+++ Records
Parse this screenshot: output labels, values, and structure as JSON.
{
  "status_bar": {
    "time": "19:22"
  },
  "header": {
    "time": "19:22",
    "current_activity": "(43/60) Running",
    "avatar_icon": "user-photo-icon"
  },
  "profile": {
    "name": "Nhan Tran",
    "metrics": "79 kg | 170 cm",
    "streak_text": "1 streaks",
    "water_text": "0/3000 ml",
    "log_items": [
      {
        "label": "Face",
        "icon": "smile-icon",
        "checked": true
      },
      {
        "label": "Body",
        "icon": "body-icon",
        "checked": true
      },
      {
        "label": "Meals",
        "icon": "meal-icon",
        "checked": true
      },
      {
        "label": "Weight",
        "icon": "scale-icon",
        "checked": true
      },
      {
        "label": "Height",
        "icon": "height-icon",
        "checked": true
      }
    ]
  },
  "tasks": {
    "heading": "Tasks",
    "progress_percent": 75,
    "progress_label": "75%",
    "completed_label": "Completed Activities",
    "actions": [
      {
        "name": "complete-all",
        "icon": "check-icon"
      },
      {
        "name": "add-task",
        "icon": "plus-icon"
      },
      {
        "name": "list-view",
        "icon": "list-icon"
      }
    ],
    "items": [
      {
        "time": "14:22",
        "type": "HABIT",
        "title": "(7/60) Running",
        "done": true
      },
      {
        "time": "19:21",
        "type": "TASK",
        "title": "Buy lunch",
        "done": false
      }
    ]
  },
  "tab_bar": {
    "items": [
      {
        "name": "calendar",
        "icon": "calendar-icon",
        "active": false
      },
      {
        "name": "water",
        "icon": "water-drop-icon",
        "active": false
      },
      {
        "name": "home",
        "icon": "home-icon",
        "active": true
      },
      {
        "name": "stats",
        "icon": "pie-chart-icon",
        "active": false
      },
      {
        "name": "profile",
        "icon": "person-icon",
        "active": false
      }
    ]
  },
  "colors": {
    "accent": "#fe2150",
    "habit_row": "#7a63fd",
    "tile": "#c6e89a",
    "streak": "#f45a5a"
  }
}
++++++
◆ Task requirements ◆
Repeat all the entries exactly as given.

◆ Reply to the task ◆
Parse this screenshot: output labels, values, and structure as JSON.
{
  "status_bar": {
    "time": "19:22"
  },
  "header": {
    "time": "19:22",
    "current_activity": "(43/60) Running",
    "avatar_icon": "user-photo-icon"
  },
  "profile": {
    "name": "Nhan Tran",
    "metrics": "79 kg | 170 cm",
    "streak_text": "1 streaks",
    "water_text": "0/3000 ml",
    "log_items": [
      {
        "label": "Face",
        "icon": "smile-icon",
        "checked": true
      },
      {
        "label": "Body",
        "icon": "body-icon",
        "checked": true
      },
      {
        "label": "Meals",
        "icon": "meal-icon",
        "checked": true
      },
      {
        "label": "Weight",
        "icon": "scale-icon",
        "checked": true
      },
      {
        "label": "Height",
        "icon": "height-icon",
        "checked": true
      }
    ]
  },
  "tasks": {
    "heading": "Tasks",
    "progress_percent": 75,
    "progress_label": "75%",
    "completed_label": "Completed Activities",
    "actions": [
      {
        "name": "complete-all",
        "icon": "check-icon"
      },
      {
        "name": "add-task",
        "icon": "plus-icon"
      },
      {
        "name": "list-view",
        "icon": "list-icon"
      }
    ],
    "items": [
      {
        "time": "14:22",
        "type": "HABIT",
        "title": "(7/60) Running",
        "done": true
      },
      {
        "time": "19:21",
        "type": "TASK",
        "title": "Buy lunch",
        "done": false
      }
    ]
  },
  "tab_bar": {
    "items": [
      {
        "name": "calendar",
        "icon": "calendar-icon",
        "active": false
      },
      {
        "name": "water",
        "icon": "water-drop-icon",
        "active": false
      },
      {
        "name": "home",
        "icon": "home-icon",
        "active": true
      },
      {
        "name": "stats",
        "icon": "pie-chart-icon",
        "active": false
      },
      {
        "name": "profile",
        "icon": "person-icon",
        "active": false
      }
    ]
  },
  "colors": {
    "accent": "#fe2150",
    "habit_row": "#7a63fd",
    "tile": "#c6e89a",
    "streak": "#f45a5a"
  }
}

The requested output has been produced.